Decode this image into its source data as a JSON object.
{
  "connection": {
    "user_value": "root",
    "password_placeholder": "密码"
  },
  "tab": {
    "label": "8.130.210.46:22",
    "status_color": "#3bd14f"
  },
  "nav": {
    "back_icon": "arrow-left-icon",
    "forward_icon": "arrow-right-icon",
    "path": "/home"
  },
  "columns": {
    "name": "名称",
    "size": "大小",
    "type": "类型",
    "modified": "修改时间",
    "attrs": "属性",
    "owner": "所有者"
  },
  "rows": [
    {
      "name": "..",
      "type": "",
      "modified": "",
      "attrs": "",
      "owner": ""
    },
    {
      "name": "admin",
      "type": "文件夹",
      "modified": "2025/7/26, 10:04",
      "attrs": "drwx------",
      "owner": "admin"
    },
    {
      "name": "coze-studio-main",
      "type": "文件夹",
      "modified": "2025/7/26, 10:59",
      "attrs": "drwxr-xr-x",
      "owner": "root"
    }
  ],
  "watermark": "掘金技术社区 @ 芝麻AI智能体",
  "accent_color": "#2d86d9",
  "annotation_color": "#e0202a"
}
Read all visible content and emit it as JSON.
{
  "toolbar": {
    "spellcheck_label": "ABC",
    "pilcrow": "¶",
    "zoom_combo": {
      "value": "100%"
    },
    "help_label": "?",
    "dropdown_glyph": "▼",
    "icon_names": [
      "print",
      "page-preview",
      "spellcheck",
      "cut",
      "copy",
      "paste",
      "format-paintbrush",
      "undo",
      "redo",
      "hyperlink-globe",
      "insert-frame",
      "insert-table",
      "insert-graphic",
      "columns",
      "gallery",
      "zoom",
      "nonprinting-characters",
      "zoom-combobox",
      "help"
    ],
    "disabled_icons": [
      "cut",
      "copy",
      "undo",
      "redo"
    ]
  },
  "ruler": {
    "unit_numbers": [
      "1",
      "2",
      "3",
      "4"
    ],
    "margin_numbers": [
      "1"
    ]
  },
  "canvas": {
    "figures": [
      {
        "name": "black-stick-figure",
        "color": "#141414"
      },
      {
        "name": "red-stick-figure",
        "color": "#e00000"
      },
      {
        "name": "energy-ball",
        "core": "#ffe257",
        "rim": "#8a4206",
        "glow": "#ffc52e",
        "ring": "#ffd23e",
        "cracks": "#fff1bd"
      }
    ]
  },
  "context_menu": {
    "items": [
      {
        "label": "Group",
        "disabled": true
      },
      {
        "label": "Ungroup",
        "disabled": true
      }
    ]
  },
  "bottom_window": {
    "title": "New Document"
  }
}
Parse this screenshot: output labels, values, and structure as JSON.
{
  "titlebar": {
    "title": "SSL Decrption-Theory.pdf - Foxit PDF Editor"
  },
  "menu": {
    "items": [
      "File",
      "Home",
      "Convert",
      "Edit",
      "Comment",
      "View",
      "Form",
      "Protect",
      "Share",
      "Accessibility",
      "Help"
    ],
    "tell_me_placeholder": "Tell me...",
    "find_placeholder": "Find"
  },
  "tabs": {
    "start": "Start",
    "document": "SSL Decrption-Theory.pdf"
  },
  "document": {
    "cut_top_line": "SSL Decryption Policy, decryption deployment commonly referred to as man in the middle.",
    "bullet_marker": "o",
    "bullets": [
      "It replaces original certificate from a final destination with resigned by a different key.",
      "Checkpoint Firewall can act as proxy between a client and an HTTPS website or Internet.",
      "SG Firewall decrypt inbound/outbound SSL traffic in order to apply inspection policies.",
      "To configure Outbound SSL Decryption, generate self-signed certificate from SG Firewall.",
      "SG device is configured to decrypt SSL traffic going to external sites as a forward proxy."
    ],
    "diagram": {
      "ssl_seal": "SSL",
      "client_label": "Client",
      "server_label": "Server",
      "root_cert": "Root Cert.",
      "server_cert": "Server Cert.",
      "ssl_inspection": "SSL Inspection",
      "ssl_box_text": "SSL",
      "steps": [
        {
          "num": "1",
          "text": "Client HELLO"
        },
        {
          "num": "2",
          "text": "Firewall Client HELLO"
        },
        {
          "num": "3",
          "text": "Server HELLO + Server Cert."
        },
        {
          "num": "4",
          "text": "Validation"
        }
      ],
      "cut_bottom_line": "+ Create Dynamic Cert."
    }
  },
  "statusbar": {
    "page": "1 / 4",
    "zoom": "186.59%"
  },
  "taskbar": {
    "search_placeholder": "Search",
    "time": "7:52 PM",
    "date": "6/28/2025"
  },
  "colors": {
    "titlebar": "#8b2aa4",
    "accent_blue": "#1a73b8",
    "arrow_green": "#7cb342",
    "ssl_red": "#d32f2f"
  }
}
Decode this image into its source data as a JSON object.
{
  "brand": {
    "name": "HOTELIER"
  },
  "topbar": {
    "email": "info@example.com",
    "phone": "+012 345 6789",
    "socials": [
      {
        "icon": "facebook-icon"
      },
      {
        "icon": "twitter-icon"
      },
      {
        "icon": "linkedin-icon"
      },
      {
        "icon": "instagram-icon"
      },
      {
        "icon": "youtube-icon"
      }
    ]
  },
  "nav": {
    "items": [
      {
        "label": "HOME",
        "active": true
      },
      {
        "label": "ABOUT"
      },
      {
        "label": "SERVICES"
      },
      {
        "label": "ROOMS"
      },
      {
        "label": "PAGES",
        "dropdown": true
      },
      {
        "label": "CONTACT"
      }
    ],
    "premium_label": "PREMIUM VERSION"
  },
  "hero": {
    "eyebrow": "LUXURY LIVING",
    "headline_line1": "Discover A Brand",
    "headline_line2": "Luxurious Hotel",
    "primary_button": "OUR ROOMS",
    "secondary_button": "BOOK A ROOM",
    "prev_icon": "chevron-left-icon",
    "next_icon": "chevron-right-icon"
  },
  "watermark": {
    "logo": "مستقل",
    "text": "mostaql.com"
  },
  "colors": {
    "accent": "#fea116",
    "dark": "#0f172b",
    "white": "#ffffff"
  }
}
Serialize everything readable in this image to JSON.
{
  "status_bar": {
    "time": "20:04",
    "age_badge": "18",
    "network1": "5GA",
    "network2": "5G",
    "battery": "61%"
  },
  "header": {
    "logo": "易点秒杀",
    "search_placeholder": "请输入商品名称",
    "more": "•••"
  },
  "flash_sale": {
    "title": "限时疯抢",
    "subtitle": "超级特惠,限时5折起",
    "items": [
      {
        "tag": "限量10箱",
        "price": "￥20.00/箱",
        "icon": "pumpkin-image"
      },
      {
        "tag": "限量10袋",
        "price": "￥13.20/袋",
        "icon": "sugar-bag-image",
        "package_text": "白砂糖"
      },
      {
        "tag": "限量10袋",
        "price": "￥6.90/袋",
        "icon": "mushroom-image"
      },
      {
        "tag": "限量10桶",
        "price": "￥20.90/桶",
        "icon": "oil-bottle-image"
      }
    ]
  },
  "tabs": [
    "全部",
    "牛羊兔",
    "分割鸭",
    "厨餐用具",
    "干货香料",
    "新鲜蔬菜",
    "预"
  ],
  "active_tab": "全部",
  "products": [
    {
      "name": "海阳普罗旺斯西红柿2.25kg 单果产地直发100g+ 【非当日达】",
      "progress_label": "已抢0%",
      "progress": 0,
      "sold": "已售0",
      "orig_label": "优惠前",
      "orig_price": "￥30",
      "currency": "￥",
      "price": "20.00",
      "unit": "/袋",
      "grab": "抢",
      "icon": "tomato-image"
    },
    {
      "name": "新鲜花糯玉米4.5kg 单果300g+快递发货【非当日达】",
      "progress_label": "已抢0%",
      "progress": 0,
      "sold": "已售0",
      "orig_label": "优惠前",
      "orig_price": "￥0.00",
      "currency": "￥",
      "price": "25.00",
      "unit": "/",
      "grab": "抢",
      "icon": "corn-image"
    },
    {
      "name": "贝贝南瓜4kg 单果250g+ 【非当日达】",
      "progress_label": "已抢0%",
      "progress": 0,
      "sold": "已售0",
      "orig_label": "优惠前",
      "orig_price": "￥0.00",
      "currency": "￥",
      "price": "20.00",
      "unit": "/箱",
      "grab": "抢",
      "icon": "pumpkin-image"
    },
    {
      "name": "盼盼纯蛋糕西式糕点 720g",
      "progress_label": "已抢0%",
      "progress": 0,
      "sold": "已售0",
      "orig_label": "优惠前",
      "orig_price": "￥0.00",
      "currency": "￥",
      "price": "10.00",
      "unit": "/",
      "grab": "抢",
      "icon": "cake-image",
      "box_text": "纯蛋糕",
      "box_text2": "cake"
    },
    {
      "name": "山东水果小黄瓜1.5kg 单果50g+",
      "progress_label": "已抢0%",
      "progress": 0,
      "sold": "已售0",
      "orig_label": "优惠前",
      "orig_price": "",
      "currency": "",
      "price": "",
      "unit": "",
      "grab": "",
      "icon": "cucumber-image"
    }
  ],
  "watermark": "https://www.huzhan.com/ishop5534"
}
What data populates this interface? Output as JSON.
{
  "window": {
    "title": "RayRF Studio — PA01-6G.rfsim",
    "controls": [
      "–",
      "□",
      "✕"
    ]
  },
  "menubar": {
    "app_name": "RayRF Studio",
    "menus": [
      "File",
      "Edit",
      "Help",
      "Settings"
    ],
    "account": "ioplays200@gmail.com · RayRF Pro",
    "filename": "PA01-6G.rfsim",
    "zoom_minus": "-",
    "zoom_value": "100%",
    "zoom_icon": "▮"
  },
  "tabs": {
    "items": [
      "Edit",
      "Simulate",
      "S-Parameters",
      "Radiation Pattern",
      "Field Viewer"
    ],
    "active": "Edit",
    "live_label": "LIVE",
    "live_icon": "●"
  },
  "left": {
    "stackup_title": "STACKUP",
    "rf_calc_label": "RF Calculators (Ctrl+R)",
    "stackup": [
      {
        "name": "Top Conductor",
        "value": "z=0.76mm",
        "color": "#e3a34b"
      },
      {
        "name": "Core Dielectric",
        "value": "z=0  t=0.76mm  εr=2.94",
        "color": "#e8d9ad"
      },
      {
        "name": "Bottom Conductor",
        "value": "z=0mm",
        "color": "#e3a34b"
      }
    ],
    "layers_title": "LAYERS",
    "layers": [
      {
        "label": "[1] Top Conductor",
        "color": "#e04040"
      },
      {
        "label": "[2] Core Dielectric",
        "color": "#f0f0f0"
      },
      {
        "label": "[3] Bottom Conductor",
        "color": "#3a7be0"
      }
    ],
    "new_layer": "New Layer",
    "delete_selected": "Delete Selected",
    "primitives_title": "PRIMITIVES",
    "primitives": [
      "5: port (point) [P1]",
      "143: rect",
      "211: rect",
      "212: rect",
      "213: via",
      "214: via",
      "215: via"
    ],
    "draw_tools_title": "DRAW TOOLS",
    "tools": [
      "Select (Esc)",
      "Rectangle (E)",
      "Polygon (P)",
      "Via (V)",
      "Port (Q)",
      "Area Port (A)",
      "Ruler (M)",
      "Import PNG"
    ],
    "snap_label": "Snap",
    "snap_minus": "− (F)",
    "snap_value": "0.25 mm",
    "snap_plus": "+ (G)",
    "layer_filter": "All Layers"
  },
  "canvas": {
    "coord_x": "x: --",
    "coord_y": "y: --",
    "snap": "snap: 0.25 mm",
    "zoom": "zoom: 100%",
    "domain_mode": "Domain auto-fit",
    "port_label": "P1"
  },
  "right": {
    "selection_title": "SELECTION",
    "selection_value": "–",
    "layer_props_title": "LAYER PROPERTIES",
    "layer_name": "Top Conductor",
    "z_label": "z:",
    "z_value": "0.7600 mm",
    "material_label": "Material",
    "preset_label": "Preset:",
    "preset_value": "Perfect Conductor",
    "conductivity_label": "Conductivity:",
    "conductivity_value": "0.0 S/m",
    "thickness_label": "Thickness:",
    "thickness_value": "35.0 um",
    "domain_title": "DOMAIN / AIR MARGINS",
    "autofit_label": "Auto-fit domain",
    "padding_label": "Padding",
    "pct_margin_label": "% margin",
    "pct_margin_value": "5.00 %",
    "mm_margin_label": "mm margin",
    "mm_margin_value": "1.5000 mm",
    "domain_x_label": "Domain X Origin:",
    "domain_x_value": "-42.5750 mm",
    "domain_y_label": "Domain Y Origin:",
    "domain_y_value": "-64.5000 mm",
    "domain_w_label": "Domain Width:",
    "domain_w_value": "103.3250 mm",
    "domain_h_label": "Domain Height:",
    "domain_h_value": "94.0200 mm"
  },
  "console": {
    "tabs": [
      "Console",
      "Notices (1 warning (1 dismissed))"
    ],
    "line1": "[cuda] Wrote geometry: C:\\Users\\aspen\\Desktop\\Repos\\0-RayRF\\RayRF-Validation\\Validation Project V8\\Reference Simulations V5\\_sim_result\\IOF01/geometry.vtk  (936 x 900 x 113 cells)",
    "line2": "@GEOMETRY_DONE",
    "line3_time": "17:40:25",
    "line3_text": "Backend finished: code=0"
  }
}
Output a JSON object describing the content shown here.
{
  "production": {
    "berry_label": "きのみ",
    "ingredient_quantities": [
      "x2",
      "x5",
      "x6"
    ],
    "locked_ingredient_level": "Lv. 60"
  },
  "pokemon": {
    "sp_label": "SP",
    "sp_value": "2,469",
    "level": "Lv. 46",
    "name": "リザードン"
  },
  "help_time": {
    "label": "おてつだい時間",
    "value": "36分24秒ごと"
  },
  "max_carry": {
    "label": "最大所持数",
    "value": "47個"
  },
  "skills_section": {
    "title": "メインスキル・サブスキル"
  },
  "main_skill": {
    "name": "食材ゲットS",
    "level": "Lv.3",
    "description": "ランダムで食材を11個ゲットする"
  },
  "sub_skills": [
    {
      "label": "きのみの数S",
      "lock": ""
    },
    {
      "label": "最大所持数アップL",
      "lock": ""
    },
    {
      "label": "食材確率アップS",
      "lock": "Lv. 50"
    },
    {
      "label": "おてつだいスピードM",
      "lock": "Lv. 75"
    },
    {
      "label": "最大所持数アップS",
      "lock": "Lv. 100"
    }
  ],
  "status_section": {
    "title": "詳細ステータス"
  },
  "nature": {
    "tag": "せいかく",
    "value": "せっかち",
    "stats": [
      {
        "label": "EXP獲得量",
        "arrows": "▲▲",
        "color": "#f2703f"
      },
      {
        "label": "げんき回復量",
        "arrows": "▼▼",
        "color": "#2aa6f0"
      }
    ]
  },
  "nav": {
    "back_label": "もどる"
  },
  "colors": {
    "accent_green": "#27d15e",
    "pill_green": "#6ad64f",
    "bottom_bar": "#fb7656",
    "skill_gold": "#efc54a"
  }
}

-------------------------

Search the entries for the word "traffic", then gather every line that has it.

• _TASK ANSWER_
      "SG Firewall decrypt inbound/outbound SSL traffic in order to apply inspection policies.",
      "SG device is configured to decrypt SSL traffic going to external sites as a forward proxy."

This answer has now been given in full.